### Information
Start of Block
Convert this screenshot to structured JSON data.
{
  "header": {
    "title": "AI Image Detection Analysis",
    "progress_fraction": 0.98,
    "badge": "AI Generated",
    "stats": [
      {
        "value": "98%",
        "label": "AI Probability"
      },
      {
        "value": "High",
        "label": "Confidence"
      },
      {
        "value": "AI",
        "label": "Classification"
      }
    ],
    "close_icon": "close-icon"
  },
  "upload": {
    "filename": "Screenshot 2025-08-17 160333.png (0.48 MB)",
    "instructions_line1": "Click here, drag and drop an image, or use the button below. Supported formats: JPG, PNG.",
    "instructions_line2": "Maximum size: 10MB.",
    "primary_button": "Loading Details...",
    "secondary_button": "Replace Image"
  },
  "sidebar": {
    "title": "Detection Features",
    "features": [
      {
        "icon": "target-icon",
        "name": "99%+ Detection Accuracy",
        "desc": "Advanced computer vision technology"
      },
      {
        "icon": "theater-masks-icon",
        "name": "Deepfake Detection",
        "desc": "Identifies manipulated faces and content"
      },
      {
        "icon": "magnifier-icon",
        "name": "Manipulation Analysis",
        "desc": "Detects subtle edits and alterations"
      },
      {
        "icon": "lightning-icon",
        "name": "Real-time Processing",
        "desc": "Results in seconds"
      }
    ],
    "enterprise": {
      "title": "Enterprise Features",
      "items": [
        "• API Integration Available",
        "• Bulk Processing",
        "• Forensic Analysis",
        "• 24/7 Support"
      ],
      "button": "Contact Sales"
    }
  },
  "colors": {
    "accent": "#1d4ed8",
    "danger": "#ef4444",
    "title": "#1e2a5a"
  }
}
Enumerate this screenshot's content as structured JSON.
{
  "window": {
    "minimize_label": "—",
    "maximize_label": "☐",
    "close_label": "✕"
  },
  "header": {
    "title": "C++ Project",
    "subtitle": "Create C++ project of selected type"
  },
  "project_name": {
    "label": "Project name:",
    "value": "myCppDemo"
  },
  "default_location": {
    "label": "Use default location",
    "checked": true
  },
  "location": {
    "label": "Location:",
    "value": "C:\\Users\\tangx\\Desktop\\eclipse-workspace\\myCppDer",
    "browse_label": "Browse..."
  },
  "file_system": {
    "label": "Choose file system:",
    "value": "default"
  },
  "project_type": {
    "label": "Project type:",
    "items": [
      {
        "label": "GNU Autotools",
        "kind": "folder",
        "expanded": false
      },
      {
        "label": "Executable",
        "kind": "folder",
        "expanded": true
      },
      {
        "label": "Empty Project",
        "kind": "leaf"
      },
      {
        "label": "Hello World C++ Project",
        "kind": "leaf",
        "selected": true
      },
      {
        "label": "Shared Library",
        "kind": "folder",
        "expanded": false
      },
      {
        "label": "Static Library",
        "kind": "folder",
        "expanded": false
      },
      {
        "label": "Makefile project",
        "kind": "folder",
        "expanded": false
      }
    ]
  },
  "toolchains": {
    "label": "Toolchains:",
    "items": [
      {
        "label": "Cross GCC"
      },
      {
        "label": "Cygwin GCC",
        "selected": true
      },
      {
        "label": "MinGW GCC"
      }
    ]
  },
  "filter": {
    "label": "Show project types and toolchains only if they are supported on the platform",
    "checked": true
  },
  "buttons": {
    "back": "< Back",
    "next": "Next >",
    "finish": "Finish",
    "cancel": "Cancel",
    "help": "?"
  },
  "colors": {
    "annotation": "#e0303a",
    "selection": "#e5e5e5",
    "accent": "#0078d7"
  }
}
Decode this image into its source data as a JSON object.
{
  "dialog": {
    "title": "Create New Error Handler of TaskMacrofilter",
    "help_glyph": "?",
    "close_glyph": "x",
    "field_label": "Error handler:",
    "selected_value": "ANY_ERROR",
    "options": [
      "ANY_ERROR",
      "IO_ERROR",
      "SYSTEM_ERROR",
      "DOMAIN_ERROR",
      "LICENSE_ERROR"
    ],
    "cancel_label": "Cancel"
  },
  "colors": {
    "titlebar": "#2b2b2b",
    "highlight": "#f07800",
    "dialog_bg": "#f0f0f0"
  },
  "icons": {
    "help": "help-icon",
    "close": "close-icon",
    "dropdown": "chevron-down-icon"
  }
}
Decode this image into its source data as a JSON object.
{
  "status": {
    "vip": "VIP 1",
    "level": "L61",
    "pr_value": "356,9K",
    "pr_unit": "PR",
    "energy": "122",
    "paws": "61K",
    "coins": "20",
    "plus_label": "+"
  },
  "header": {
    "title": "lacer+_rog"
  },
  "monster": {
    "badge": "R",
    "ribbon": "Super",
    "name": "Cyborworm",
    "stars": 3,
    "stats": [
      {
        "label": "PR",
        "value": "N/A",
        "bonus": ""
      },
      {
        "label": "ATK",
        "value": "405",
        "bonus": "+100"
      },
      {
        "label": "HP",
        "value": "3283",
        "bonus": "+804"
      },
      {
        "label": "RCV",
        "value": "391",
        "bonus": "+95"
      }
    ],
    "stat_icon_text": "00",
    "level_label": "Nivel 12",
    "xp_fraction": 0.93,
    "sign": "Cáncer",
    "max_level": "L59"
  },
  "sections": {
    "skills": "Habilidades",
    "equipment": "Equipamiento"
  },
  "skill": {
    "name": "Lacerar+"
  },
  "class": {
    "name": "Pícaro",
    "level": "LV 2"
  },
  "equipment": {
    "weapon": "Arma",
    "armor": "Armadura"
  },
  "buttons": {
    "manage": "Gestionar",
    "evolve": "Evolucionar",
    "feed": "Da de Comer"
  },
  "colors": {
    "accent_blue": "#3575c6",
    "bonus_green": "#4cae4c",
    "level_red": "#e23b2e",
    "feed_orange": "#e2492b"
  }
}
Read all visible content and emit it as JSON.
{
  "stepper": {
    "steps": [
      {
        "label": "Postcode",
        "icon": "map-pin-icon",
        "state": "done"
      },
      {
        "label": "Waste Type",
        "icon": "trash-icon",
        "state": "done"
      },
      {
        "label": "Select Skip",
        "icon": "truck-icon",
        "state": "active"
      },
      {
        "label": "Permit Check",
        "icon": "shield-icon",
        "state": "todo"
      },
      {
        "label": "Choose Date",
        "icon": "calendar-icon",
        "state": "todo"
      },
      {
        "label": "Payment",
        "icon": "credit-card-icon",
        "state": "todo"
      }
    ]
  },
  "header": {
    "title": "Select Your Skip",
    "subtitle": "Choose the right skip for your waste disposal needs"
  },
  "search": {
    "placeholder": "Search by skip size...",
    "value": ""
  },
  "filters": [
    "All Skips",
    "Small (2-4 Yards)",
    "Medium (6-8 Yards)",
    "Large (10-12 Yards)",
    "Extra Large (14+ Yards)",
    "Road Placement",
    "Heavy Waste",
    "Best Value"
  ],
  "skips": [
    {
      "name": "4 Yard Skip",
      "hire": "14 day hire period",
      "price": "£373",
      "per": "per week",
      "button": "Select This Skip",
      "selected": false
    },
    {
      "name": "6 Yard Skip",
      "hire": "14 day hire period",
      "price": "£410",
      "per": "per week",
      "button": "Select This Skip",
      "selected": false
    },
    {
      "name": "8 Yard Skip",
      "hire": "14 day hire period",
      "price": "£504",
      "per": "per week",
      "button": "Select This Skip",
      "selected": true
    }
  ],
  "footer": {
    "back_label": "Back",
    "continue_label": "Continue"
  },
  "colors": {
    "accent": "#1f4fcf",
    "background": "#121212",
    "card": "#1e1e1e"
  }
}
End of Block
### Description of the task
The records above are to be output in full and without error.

### Result for this exercise
Convert this screenshot to structured JSON data.
{
  "header": {
    "title": "AI Image Detection Analysis",
    "progress_fraction": 0.98,
    "badge": "AI Generated",
    "stats": [
      {
        "value": "98%",
        "label": "AI Probability"
      },
      {
        "value": "High",
        "label": "Confidence"
      },
      {
        "value": "AI",
        "label": "Classification"
      }
    ],
    "close_icon": "close-icon"
  },
  "upload": {
    "filename": "Screenshot 2025-08-17 160333.png (0.48 MB)",
    "instructions_line1": "Click here, drag and drop an image, or use the button below. Supported formats: JPG, PNG.",
    "instructions_line2": "Maximum size: 10MB.",
    "primary_button": "Loading Details...",
    "secondary_button": "Replace Image"
  },
  "sidebar": {
    "title": "Detection Features",
    "features": [
      {
        "icon": "target-icon",
        "name": "99%+ Detection Accuracy",
        "desc": "Advanced computer vision technology"
      },
      {
        "icon": "theater-masks-icon",
        "name": "Deepfake Detection",
        "desc": "Identifies manipulated faces and content"
      },
      {
        "icon": "magnifier-icon",
        "name": "Manipulation Analysis",
        "desc": "Detects subtle edits and alterations"
      },
      {
        "icon": "lightning-icon",
        "name": "Real-time Processing",
        "desc": "Results in seconds"
      }
    ],
    "enterprise": {
      "title": "Enterprise Features",
      "items": [
        "• API Integration Available",
        "• Bulk Processing",
        "• Forensic Analysis",
        "• 24/7 Support"
      ],
      "button": "Contact Sales"
    }
  },
  "colors": {
    "accent": "#1d4ed8",
    "danger": "#ef4444",
    "title": "#1e2a5a"
  }
}
Enumerate this screenshot's content as structured JSON.
{
  "window": {
    "minimize_label": "—",
    "maximize_label": "☐",
    "close_label": "✕"
  },
  "header": {
    "title": "C++ Project",
    "subtitle": "Create C++ project of selected type"
  },
  "project_name": {
    "label": "Project name:",
    "value": "myCppDemo"
  },
  "default_location": {
    "label": "Use default location",
    "checked": true
  },
  "location": {
    "label": "Location:",
    "value": "C:\\Users\\tangx\\Desktop\\eclipse-workspace\\myCppDer",
    "browse_label": "Browse..."
  },
  "file_system": {
    "label": "Choose file system:",
    "value": "default"
  },
  "project_type": {
    "label": "Project type:",
    "items": [
      {
        "label": "GNU Autotools",
        "kind": "folder",
        "expanded": false
      },
      {
        "label": "Executable",
        "kind": "folder",
        "expanded": true
      },
      {
        "label": "Empty Project",
        "kind": "leaf"
      },
      {
        "label": "Hello World C++ Project",
        "kind": "leaf",
        "selected": true
      },
      {
        "label": "Shared Library",
        "kind": "folder",
        "expanded": false
      },
      {
        "label": "Static Library",
        "kind": "folder",
        "expanded": false
      },
      {
        "label": "Makefile project",
        "kind": "folder",
        "expanded": false
      }
    ]
  },
  "toolchains": {
    "label": "Toolchains:",
    "items": [
      {
        "label": "Cross GCC"
      },
      {
        "label": "Cygwin GCC",
        "selected": true
      },
      {
        "label": "MinGW GCC"
      }
    ]
  },
  "filter": {
    "label": "Show project types and toolchains only if they are supported on the platform",
    "checked": true
  },
  "buttons": {
    "back": "< Back",
    "next": "Next >",
    "finish": "Finish",
    "cancel": "Cancel",
    "help": "?"
  },
  "colors": {
    "annotation": "#e0303a",
    "selection": "#e5e5e5",
    "accent": "#0078d7"
  }
}
Decode this image into its source data as a JSON object.
{
  "dialog": {
    "title": "Create New Error Handler of TaskMacrofilter",
    "help_glyph": "?",
    "close_glyph": "x",
    "field_label": "Error handler:",
    "selected_value": "ANY_ERROR",
    "options": [
      "ANY_ERROR",
      "IO_ERROR",
      "SYSTEM_ERROR",
      "DOMAIN_ERROR",
      "LICENSE_ERROR"
    ],
    "cancel_label": "Cancel"
  },
  "colors": {
    "titlebar": "#2b2b2b",
    "highlight": "#f07800",
    "dialog_bg": "#f0f0f0"
  },
  "icons": {
    "help": "help-icon",
    "close": "close-icon",
    "dropdown": "chevron-down-icon"
  }
}
Decode this image into its source data as a JSON object.
{
  "status": {
    "vip": "VIP 1",
    "level": "L61",
    "pr_value": "356,9K",
    "pr_unit": "PR",
    "energy": "122",
    "paws": "61K",
    "coins": "20",
    "plus_label": "+"
  },
  "header": {
    "title": "lacer+_rog"
  },
  "monster": {
    "badge": "R",
    "ribbon": "Super",
    "name": "Cyborworm",
    "stars": 3,
    "stats": [
      {
        "label": "PR",
        "value": "N/A",
        "bonus": ""
      },
      {
        "label": "ATK",
        "value": "405",
        "bonus": "+100"
      },
      {
        "label": "HP",
        "value": "3283",
        "bonus": "+804"
      },
      {
        "label": "RCV",
        "value": "391",
        "bonus": "+95"
      }
    ],
    "stat_icon_text": "00",
    "level_label": "Nivel 12",
    "xp_fraction": 0.93,
    "sign": "Cáncer",
    "max_level": "L59"
  },
  "sections": {
    "skills": "Habilidades",
    "equipment": "Equipamiento"
  },
  "skill": {
    "name": "Lacerar+"
  },
  "class": {
    "name": "Pícaro",
    "level": "LV 2"
  },
  "equipment": {
    "weapon": "Arma",
    "armor": "Armadura"
  },
  "buttons": {
    "manage": "Gestionar",
    "evolve": "Evolucionar",
    "feed": "Da de Comer"
  },
  "colors": {
    "accent_blue": "#3575c6",
    "bonus_green": "#4cae4c",
    "level_red": "#e23b2e",
    "feed_orange": "#e2492b"
  }
}
Read all visible content and emit it as JSON.
{
  "stepper": {
    "steps": [
      {
        "label": "Postcode",
        "icon": "map-pin-icon",
        "state": "done"
      },
      {
        "label": "Waste Type",
        "icon": "trash-icon",
        "state": "done"
      },
      {
        "label": "Select Skip",
        "icon": "truck-icon",
        "state": "active"
      },
      {
        "label": "Permit Check",
        "icon": "shield-icon",
        "state": "todo"
      },
      {
        "label": "Choose Date",
        "icon": "calendar-icon",
        "state": "todo"
      },
      {
        "label": "Payment",
        "icon": "credit-card-icon",
        "state": "todo"
      }
    ]
  },
  "header": {
    "title": "Select Your Skip",
    "subtitle": "Choose the right skip for your waste disposal needs"
  },
  "search": {
    "placeholder": "Search by skip size...",
    "value": ""
  },
  "filters": [
    "All Skips",
    "Small (2-4 Yards)",
    "Medium (6-8 Yards)",
    "Large (10-12 Yards)",
    "Extra Large (14+ Yards)",
    "Road Placement",
    "Heavy Waste",
    "Best Value"
  ],
  "skips": [
    {
      "name": "4 Yard Skip",
      "hire": "14 day hire period",
      "price": "£373",
      "per": "per week",
      "button": "Select This Skip",
      "selected": false
    },
    {
      "name": "6 Yard Skip",
      "hire": "14 day hire period",
      "price": "£410",
      "per": "per week",
      "button": "Select This Skip",
      "selected": false
    },
    {
      "name": "8 Yard Skip",
      "hire": "14 day hire period",
      "price": "£504",
      "per": "per week",
      "button": "Select This Skip",
      "selected": true
    }
  ],
  "footer": {
    "back_label": "Back",
    "continue_label": "Continue"
  },
  "colors": {
    "accent": "#1f4fcf",
    "background": "#121212",
    "card": "#1e1e1e"
  }
}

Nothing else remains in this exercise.